[Task inputs — start]

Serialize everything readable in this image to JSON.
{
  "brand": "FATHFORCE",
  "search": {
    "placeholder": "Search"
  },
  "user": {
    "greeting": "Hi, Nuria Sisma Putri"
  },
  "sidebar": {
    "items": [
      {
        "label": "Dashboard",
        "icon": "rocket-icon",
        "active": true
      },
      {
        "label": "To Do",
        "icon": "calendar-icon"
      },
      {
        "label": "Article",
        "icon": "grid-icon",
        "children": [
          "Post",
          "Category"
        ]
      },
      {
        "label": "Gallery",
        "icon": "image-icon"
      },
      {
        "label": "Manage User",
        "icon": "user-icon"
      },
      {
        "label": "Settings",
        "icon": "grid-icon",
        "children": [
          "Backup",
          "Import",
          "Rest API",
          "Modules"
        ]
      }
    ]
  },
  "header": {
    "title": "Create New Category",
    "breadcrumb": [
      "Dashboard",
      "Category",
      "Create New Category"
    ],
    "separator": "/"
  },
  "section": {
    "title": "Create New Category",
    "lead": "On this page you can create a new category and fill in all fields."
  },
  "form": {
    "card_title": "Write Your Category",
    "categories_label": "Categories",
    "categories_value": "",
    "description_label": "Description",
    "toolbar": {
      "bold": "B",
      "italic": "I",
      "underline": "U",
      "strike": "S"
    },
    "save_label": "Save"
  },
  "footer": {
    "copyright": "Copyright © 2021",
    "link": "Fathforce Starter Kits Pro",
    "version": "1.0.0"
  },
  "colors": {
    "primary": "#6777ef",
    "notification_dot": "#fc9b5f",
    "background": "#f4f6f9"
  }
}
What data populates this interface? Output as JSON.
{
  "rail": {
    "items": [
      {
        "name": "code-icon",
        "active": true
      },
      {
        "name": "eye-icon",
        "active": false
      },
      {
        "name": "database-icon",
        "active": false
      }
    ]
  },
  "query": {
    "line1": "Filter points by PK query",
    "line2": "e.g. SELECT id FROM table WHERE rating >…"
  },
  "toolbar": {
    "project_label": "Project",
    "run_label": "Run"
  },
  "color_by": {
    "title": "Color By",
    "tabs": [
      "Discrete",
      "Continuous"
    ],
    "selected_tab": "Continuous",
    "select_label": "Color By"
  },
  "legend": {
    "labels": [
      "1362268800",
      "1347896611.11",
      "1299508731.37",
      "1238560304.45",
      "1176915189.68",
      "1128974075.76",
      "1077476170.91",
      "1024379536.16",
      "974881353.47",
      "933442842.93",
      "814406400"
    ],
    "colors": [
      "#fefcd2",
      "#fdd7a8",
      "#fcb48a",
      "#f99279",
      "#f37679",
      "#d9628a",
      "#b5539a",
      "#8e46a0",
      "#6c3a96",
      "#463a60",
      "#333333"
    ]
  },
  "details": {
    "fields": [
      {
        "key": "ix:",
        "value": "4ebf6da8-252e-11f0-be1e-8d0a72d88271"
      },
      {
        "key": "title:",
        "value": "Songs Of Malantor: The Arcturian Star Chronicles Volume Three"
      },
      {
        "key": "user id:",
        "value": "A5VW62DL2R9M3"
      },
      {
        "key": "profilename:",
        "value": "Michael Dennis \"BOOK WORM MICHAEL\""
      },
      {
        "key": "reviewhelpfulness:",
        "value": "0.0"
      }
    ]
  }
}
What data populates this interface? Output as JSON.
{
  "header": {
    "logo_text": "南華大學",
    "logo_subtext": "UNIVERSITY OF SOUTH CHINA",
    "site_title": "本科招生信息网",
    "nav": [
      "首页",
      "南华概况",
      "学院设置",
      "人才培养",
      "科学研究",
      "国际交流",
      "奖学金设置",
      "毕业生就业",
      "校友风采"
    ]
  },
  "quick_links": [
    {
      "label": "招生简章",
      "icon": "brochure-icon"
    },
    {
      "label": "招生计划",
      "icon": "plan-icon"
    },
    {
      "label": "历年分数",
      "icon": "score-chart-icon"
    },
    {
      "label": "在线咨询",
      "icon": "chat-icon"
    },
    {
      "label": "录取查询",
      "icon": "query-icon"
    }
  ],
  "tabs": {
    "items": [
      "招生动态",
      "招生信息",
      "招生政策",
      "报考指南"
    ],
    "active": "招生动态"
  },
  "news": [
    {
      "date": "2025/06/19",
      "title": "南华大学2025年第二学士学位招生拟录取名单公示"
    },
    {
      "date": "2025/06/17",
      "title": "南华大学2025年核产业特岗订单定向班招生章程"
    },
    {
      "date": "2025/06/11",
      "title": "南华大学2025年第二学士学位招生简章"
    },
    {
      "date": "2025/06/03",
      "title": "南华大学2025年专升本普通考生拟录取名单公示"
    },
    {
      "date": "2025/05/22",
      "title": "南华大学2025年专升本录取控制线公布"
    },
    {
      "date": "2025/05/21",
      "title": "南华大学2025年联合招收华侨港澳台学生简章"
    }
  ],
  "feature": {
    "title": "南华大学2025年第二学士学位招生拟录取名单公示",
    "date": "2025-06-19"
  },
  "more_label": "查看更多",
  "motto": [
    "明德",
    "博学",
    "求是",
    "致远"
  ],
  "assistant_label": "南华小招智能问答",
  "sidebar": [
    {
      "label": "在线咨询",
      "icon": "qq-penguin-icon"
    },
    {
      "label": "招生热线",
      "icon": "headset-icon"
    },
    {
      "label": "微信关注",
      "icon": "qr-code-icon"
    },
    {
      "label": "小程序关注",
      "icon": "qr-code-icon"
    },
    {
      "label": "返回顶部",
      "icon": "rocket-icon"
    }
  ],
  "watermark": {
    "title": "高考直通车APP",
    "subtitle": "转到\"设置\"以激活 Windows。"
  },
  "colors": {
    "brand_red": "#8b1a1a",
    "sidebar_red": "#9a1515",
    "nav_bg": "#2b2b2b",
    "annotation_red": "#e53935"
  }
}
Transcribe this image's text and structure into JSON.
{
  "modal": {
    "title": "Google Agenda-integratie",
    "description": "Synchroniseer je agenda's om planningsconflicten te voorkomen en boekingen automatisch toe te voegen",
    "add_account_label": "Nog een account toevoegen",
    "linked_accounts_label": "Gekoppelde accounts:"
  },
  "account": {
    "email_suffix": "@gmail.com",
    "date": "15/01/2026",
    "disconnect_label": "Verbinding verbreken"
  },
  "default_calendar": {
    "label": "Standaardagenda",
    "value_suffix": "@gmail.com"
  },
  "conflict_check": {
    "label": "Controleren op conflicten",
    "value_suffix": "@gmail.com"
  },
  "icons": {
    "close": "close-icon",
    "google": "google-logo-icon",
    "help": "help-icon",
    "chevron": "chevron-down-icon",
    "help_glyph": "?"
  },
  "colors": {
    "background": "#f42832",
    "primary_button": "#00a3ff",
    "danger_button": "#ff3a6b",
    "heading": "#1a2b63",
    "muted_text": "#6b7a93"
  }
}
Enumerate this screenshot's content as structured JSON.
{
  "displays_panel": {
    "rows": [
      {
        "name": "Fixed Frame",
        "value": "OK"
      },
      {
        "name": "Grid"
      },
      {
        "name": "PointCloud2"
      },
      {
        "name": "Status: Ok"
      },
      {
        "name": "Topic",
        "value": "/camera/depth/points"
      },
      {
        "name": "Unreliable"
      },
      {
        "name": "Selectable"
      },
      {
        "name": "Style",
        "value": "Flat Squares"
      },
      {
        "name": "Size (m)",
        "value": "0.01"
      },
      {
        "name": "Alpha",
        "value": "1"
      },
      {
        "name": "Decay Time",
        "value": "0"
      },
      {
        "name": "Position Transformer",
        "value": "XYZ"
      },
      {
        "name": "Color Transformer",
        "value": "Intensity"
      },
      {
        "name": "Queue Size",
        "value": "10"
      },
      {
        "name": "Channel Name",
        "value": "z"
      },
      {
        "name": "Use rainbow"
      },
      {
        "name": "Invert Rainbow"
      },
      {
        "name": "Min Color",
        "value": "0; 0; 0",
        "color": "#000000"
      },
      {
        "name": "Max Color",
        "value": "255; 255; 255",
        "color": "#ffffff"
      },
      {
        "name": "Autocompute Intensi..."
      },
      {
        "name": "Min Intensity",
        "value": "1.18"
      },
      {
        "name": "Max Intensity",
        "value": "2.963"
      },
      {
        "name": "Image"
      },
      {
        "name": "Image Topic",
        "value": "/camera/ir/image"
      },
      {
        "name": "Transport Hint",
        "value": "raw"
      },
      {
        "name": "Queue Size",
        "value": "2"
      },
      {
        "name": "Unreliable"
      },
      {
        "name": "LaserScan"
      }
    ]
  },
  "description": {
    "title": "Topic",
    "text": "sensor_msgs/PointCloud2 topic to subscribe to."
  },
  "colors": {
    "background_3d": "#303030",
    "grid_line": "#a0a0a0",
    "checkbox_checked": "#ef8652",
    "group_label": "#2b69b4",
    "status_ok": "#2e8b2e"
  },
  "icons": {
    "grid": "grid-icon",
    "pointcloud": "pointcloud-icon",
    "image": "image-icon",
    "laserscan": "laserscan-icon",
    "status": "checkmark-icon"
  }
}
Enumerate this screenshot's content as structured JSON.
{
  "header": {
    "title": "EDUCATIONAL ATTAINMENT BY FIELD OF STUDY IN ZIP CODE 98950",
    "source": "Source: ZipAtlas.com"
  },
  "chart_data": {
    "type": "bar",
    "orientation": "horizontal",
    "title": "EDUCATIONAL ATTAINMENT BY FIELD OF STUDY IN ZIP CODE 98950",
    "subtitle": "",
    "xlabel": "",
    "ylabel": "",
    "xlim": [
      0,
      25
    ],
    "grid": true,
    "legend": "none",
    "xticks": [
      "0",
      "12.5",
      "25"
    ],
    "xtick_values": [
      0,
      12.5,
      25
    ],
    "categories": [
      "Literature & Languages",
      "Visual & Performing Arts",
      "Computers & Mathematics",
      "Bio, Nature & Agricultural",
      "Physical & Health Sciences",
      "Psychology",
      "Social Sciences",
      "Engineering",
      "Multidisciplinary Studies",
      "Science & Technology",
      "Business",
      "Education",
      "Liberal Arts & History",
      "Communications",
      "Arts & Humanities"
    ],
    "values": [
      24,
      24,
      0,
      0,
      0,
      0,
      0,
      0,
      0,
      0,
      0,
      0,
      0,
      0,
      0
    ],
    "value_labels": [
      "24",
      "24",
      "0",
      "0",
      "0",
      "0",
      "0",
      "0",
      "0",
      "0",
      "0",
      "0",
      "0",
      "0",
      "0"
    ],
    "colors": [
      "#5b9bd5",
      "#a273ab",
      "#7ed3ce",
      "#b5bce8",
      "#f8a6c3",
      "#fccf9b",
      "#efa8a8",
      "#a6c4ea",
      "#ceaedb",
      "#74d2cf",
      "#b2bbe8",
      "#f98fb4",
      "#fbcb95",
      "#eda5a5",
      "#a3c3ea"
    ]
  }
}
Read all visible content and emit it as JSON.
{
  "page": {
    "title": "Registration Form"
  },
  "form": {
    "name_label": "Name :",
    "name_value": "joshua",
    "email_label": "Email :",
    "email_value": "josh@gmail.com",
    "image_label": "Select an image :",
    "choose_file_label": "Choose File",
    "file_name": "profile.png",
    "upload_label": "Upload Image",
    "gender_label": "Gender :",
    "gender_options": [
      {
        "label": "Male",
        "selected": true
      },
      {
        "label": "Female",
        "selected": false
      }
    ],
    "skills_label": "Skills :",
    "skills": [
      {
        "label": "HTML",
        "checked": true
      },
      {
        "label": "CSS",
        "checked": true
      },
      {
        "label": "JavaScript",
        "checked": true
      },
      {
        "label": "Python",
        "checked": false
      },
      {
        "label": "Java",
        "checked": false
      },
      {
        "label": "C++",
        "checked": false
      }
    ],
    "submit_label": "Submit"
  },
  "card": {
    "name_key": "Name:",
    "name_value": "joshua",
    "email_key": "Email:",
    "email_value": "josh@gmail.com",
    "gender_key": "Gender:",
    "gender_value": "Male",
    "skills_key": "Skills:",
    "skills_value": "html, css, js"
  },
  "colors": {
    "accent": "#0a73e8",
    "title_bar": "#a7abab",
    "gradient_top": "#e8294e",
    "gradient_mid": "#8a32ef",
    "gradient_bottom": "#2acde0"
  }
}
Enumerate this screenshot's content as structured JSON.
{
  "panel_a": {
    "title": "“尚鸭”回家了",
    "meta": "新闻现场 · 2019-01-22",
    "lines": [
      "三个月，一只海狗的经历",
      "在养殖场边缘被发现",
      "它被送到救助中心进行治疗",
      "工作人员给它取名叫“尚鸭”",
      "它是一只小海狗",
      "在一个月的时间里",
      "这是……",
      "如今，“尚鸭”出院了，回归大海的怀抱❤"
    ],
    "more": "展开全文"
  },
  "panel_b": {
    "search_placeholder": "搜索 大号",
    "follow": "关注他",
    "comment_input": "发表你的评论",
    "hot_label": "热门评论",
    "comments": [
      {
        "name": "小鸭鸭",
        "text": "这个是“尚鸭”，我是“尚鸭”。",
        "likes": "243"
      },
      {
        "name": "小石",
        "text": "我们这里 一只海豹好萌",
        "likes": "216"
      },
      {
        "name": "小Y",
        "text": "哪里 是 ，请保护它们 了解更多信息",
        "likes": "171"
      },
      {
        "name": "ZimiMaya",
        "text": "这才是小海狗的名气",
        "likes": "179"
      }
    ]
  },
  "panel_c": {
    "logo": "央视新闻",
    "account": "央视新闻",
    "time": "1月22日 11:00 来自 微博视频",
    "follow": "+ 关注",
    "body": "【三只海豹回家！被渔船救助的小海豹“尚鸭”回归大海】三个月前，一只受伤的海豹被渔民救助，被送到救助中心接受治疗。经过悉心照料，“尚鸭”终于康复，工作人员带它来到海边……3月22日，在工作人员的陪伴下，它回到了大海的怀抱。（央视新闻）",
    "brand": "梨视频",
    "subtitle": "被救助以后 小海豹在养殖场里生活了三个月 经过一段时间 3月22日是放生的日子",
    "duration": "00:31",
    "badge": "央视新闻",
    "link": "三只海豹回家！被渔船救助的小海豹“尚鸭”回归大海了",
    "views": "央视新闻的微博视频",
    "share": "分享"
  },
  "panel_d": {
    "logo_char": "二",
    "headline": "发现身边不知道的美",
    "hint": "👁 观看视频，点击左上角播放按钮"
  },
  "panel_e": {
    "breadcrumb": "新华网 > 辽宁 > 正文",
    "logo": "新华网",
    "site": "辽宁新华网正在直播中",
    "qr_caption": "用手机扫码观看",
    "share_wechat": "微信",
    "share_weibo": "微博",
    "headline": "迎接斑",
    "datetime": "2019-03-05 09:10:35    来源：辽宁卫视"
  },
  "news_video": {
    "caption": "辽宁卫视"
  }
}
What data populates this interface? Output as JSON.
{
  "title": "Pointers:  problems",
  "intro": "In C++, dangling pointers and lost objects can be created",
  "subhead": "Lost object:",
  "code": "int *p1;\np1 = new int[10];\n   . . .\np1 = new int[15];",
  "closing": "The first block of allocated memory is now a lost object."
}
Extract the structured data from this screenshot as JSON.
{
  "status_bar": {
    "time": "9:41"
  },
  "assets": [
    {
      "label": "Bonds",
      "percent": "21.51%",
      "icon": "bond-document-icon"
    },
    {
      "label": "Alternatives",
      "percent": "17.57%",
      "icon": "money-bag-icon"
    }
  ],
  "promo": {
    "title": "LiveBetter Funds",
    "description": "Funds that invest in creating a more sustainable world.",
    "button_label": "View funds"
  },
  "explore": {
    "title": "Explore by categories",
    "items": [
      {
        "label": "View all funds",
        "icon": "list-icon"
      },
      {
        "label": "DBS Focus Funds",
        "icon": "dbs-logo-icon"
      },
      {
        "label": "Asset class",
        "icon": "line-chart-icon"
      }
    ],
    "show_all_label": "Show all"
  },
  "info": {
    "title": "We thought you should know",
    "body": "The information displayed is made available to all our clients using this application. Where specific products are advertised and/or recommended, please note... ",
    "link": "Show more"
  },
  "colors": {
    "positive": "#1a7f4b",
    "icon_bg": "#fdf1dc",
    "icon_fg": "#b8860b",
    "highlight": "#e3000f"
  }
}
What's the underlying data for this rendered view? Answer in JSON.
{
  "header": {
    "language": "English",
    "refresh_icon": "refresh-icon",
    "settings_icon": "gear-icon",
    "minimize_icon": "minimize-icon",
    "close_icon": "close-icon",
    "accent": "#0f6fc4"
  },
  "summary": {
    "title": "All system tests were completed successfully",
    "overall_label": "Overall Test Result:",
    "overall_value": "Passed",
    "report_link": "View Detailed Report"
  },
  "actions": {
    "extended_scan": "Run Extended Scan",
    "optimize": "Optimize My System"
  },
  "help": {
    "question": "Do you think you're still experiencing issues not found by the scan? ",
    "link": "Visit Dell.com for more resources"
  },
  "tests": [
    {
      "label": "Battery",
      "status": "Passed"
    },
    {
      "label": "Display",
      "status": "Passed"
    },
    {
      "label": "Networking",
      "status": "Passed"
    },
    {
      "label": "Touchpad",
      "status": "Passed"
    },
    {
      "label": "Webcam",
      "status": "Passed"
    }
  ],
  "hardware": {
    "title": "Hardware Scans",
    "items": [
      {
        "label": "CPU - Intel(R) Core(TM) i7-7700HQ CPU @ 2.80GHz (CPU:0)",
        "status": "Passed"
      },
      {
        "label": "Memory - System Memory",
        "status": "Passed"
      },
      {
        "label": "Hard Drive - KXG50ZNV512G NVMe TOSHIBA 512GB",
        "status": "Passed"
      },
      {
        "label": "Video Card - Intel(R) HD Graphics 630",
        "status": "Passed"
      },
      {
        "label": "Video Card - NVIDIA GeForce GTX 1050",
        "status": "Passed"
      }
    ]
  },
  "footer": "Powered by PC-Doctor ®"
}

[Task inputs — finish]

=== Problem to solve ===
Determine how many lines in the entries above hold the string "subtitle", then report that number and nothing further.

=== Exercise output ===
3